The daily rotation of the Earth and the slower eastward revolution of the Moon in its orbit produce (usually) two high tides and two low tides every 24 hours 50 minutes. The rotation and lunar revolution are also responsible for a tidal lag between the time when the Moon crosses the local meridian and the time of high tide.

The tidal pull of the Sun is less than half that of the Moon but reinforces it at full Moon and at new Moon to produce very high, or spring tides; these tides are exceptionally high when the Earth is close to perihelion and the Moon is close to perigee (see illustration (b)). The lowest high tides, or neap tides, occur when the Moon is at quadrature. The tidal height depends on the topography of the coastline and on the area of the adjacent continental shelf. Tides are also generated in the Earth's atmosphere and in the solid Earth.

Lunar tides are raised by the Earth as a consequence of the Moon's eccentric orbit. They trigger moonquakes and transient lunar phenomena.

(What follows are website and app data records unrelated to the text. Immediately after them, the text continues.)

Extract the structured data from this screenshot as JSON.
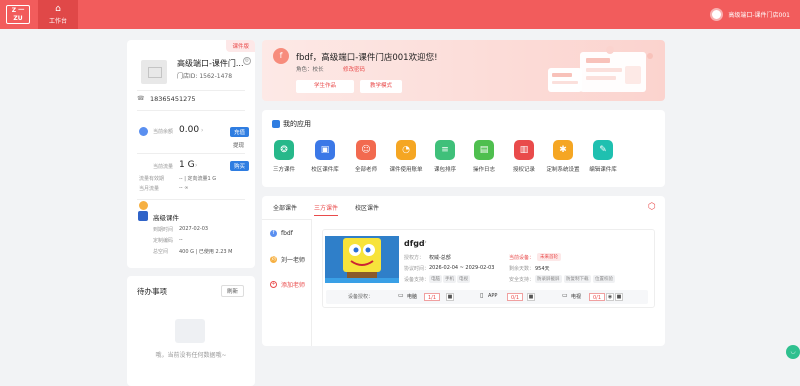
{
  "header": {
    "logo_text": "Z 一 ZU",
    "nav_home_label": "工作台",
    "user_name": "高级端口-课件门店001"
  },
  "store": {
    "badge": "课件版",
    "name": "高级端口-课件门...",
    "store_id": "门店ID: 1562-1478",
    "phone": "18365451275",
    "balance": {
      "label": "当前余额",
      "value": "0.00",
      "recharge": "充值",
      "withdraw": "提现"
    },
    "traffic": {
      "label": "当前流量",
      "value": "1 G",
      "buy": "购买",
      "expire": "流量有效期",
      "expire_val": "-- | 定向流量1 G",
      "current": "当月流量",
      "current_val": "-- ∞"
    },
    "plan": {
      "title": "高级课件",
      "lines": [
        {
          "k": "到期时间",
          "v": "2027-02-03"
        },
        {
          "k": "定制编码",
          "v": "--"
        },
        {
          "k": "总空间",
          "v": "400 G | 已使用 2.23 M"
        }
      ]
    }
  },
  "todo": {
    "title": "待办事项",
    "refresh": "刷新",
    "empty": "哦，当前没有任何数据哦~"
  },
  "welcome": {
    "avatar_letter": "f",
    "title": "fbdf，高级端口-课件门店001欢迎您!",
    "role_label": "角色：校长",
    "change_pwd": "修改密码",
    "btn_works": "学生作品",
    "btn_mode": "教学模式"
  },
  "apps": {
    "title": "我的应用",
    "items": [
      {
        "label": "三方课件",
        "color": "#27b88a",
        "icon": "❂"
      },
      {
        "label": "校区课件库",
        "color": "#3b78e7",
        "icon": "▣"
      },
      {
        "label": "全部老师",
        "color": "#f26a4f",
        "icon": "☺"
      },
      {
        "label": "课件使用账单",
        "color": "#f5a623",
        "icon": "◔"
      },
      {
        "label": "课包排序",
        "color": "#3fc07a",
        "icon": "≡"
      },
      {
        "label": "操作日志",
        "color": "#4fbf4f",
        "icon": "▤"
      },
      {
        "label": "授权记录",
        "color": "#e94b4b",
        "icon": "▥"
      },
      {
        "label": "定制系统设置",
        "color": "#f5a623",
        "icon": "✱"
      },
      {
        "label": "编辑课件库",
        "color": "#1fc0b0",
        "icon": "✎"
      }
    ]
  },
  "courses": {
    "tab_all": "全部课件",
    "tab_third": "三方课件",
    "tab_campus": "校区课件",
    "teachers": [
      {
        "letter": "f",
        "name": "fbdf"
      },
      {
        "letter": "刘",
        "name": "刘一老师"
      }
    ],
    "add_teacher": "添加老师",
    "item": {
      "title": "dfgd",
      "auth_label": "授权方：",
      "auth_val": "权威-总部",
      "period_label": "协议时间：",
      "period_val": "2026-02-04 ~ 2029-02-03",
      "device_label": "设备支持：",
      "device_tags": [
        "电脑",
        "手机",
        "电视"
      ],
      "status_label": "当前设备：",
      "status_val": "未来首轮",
      "remain_label": "剩余天数：",
      "remain_val": "954天",
      "safety_label": "安全支持：",
      "safety_tags": [
        "防录屏截屏",
        "防复制下载",
        "位置校验"
      ],
      "auth_row": {
        "label": "设备授权：",
        "groups": [
          {
            "name": "电脑",
            "val": "1/1"
          },
          {
            "name": "APP",
            "val": "0/1"
          },
          {
            "name": "电视",
            "val": "0/1"
          }
        ]
      }
    }
  },
  "colors": {
    "primary": "#f25c5c",
    "blue": "#2f7de1"
  }
}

See also tidal friction.

References in classic literature ?
A thousand times no; and I wept tears of sweet sadness over my glorious youth going out with the tide.
Trusting to the girl's skill and making no use of the rudder, he eyed the coming tide with an absorbed attention.
Give me a hand with this rope, and we'll drag her up as far as we can; and then when the tide goes out we'll try another scheme.
The tides are not strong in the Pacific: you are right there, Professor; but in Torres Straits one finds still a difference of a yard and a half between the level of high and low seas.
The tide ran strong, I took care to lose none of it, and our steady stroke carried us on thoroughly well.
Yes, monsieur," replied one of them, "we are only waiting for the tide.
San Rafael Creek, up which we had to go to reach the town and turn over our prisoners to the authorities, ran through wide-stretching marshes, and was difficult to navigate on a falling tide, while at low tide it was impossible to navigate at all.
While I was doing this, I found the tide begin to flow, though very calm; and I had the mortification to see my coat, shirt, and waistcoat, which I had left on the shore, upon the sand, swim away.
Jo could not speak, and for several minutes there was no sound but the sigh of the wind and the lapping of the tide.
Then he turned to Yolland, and asked, "Is there any chance of finding her, when the tide ebbs again?
For this purpose, return all to your posts; within an hour, we shall have the ebb of the tide.
On this mighty tide the black ships--laden with the fresh-scented fir-planks, with rounded sacks of oil-bearing seed, or with the dark glitter of coal--are borne along to the town of St.